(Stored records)
---+---
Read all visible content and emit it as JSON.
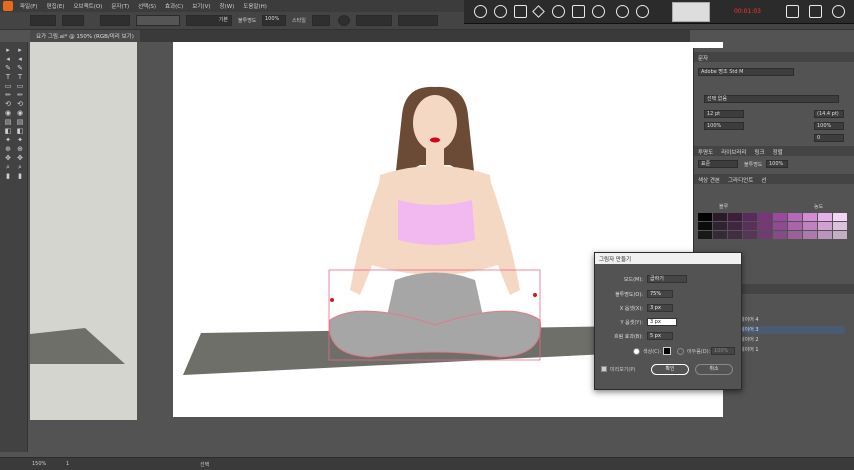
{
  "menu": {
    "items": [
      "파일(F)",
      "편집(E)",
      "오브젝트(O)",
      "문자(T)",
      "선택(S)",
      "효과(C)",
      "보기(V)",
      "창(W)",
      "도움말(H)"
    ]
  },
  "control": {
    "stroke_style": "기본",
    "opacity_label": "불투명도",
    "opacity": "100%",
    "style_label": "스타일"
  },
  "recorder": {
    "timer": "00:01:03"
  },
  "document": {
    "tab": "요가 그림.ai* @ 150% (RGB/미리 보기)"
  },
  "status": {
    "zoom": "150%",
    "page": "1",
    "mode": "선택"
  },
  "panels": {
    "character": {
      "title": "문자",
      "font": "Adobe 명조 Std M",
      "font_style": "선택 없음",
      "size": "12 pt",
      "leading": "(14.4 pt)",
      "scale_v": "100%",
      "scale_h": "100%",
      "tracking": "0"
    },
    "tabs": [
      "투명도",
      "라이브러리",
      "링크",
      "정렬"
    ],
    "blend": "표준",
    "blend_opacity_label": "불투명도",
    "blend_opacity": "100%",
    "swatch_tabs": [
      "색상 견본",
      "그라디언트",
      "선"
    ],
    "swatch_cols": [
      "블루",
      "",
      "",
      "농도"
    ],
    "layers_title": "레이어",
    "layers": [
      "레이어 4",
      "레이어 3",
      "레이어 2",
      "레이어 1"
    ]
  },
  "dialog": {
    "title": "그림자 만들기",
    "mode_label": "모드(M):",
    "mode": "곱하기",
    "opacity_label": "불투명도(O):",
    "opacity": "75%",
    "x_label": "X 옵셋(X):",
    "x": "3 px",
    "y_label": "Y 옵셋(Y):",
    "y": "3 px",
    "blur_label": "흐림 효과(B):",
    "blur": "5 px",
    "color_label": "색상(C):",
    "darkness_label": "어두움(D):",
    "darkness": "100%",
    "preview_label": "미리보기(P)",
    "ok": "확인",
    "cancel": "취소"
  },
  "colors": {
    "accent": "#e07be0",
    "bra": "#f2b8f0",
    "pants": "#a6a6a6",
    "skin": "#f5d8c4",
    "hair": "#6b4a36",
    "mat": "#6e6f69"
  }
}
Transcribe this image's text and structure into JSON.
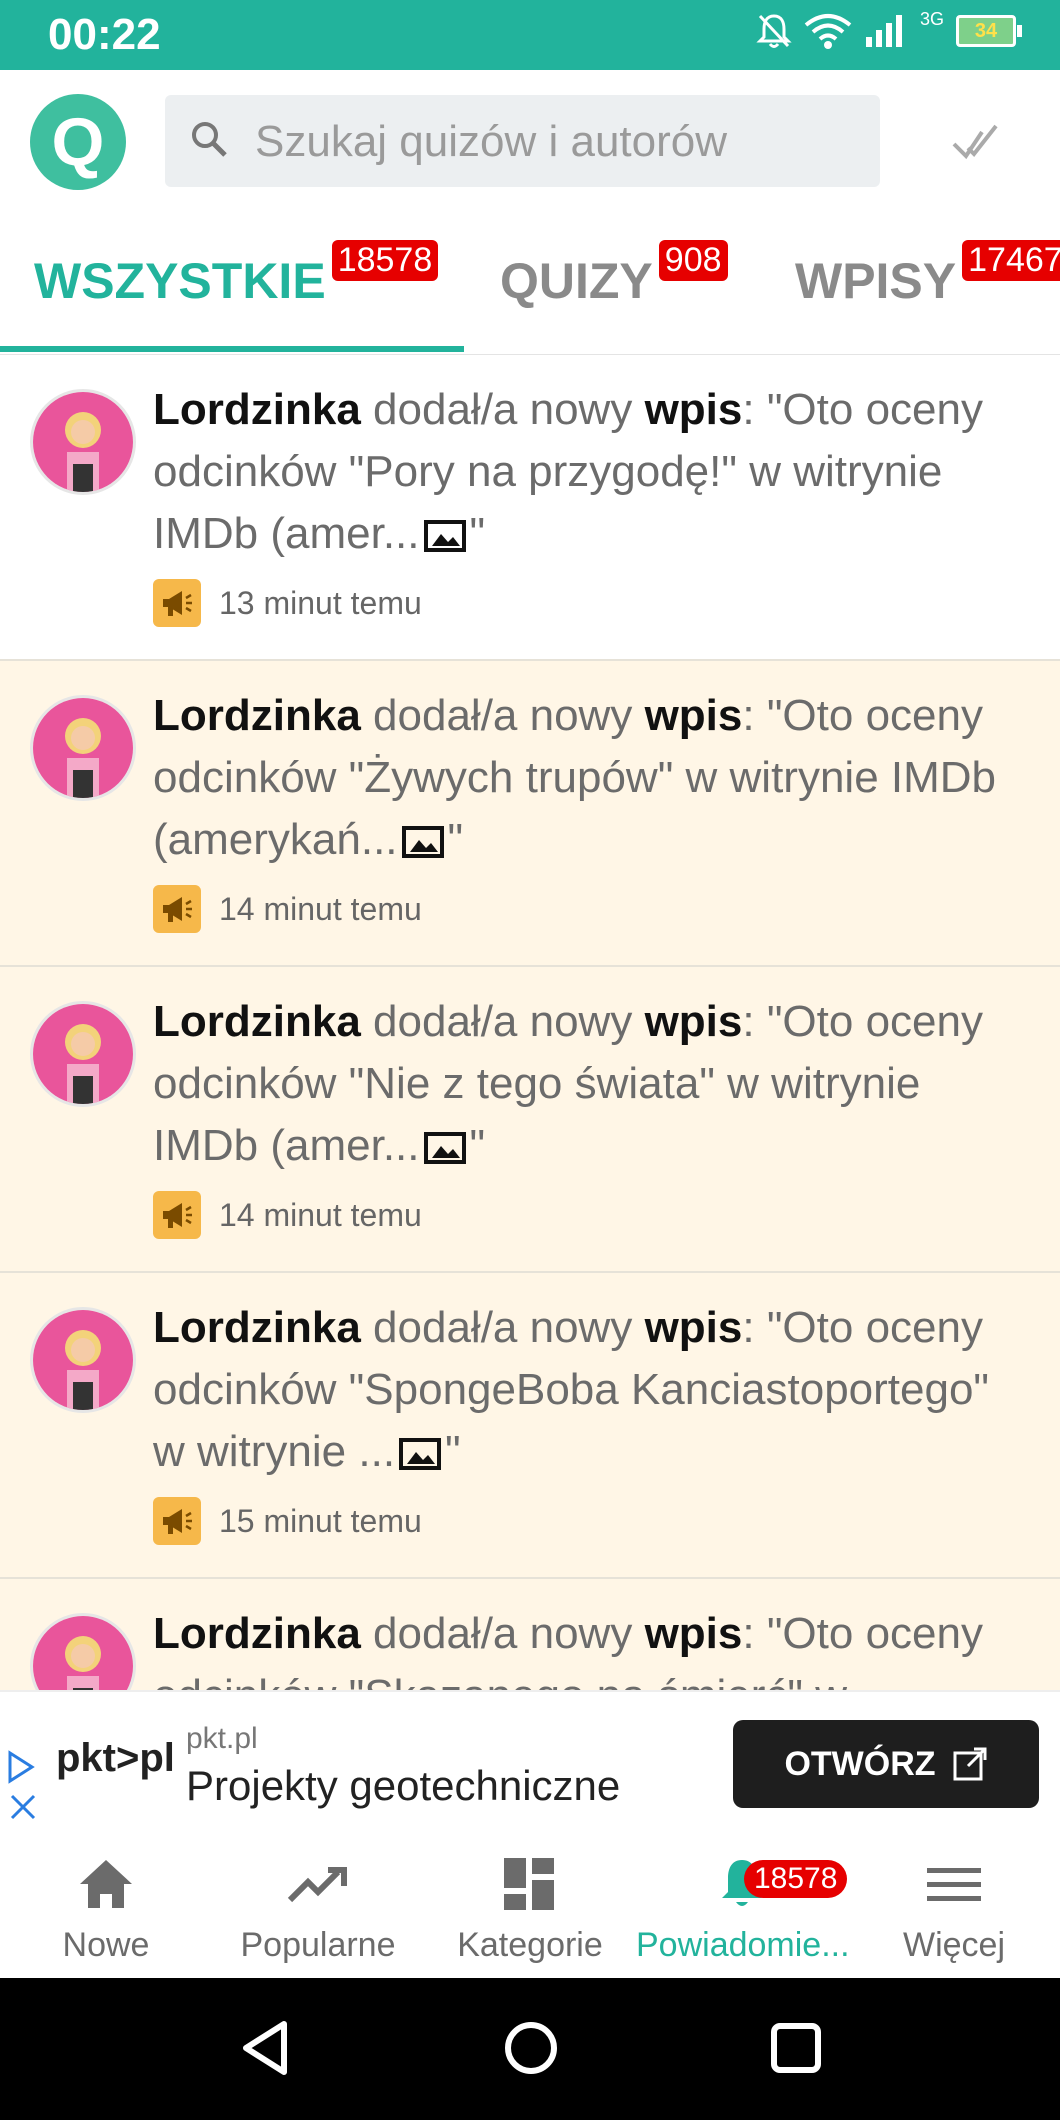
{
  "status_bar": {
    "time": "00:22",
    "network": "3G",
    "battery": "34"
  },
  "search": {
    "placeholder": "Szukaj quizów i autorów"
  },
  "tabs": [
    {
      "label": "WSZYSTKIE",
      "count": "18578",
      "active": true
    },
    {
      "label": "QUIZY",
      "count": "908",
      "active": false
    },
    {
      "label": "WPISY",
      "count": "17467",
      "active": false
    }
  ],
  "feed": {
    "items": [
      {
        "author": "Lordzinka",
        "action": "dodał/a nowy",
        "type": "wpis",
        "snippet": "\"Oto oceny odcinków \"Pory na przygodę!\" w witrynie IMDb (amer...",
        "time": "13 minut temu",
        "unread": false
      },
      {
        "author": "Lordzinka",
        "action": "dodał/a nowy",
        "type": "wpis",
        "snippet": "\"Oto oceny odcinków \"Żywych trupów\" w witrynie IMDb (amerykań...",
        "time": "14 minut temu",
        "unread": true
      },
      {
        "author": "Lordzinka",
        "action": "dodał/a nowy",
        "type": "wpis",
        "snippet": "\"Oto oceny odcinków \"Nie z tego świata\" w witrynie IMDb (amer...",
        "time": "14 minut temu",
        "unread": true
      },
      {
        "author": "Lordzinka",
        "action": "dodał/a nowy",
        "type": "wpis",
        "snippet": "\"Oto oceny odcinków \"SpongeBoba Kanciastoportego\" w witrynie ...",
        "time": "15 minut temu",
        "unread": true
      },
      {
        "author": "Lordzinka",
        "action": "dodał/a nowy",
        "type": "wpis",
        "snippet": "\"Oto oceny odcinków \"Skazanego na śmierć\" w",
        "time": "",
        "unread": true
      }
    ]
  },
  "ad": {
    "logo": "pkt>pl",
    "domain": "pkt.pl",
    "title": "Projekty geotechniczne",
    "button": "OTWÓRZ"
  },
  "bottom_nav": [
    {
      "label": "Nowe",
      "icon": "home-icon"
    },
    {
      "label": "Popularne",
      "icon": "trending-icon"
    },
    {
      "label": "Kategorie",
      "icon": "grid-icon"
    },
    {
      "label": "Powiadomie...",
      "icon": "bell-icon",
      "badge": "18578",
      "active": true
    },
    {
      "label": "Więcej",
      "icon": "menu-icon"
    }
  ],
  "colors": {
    "accent": "#22b39c",
    "badge": "#e60000",
    "unread_bg": "#fff6e6",
    "megaphone": "#f6b84a"
  }
}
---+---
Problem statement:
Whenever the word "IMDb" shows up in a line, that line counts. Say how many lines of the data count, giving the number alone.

Task result:
3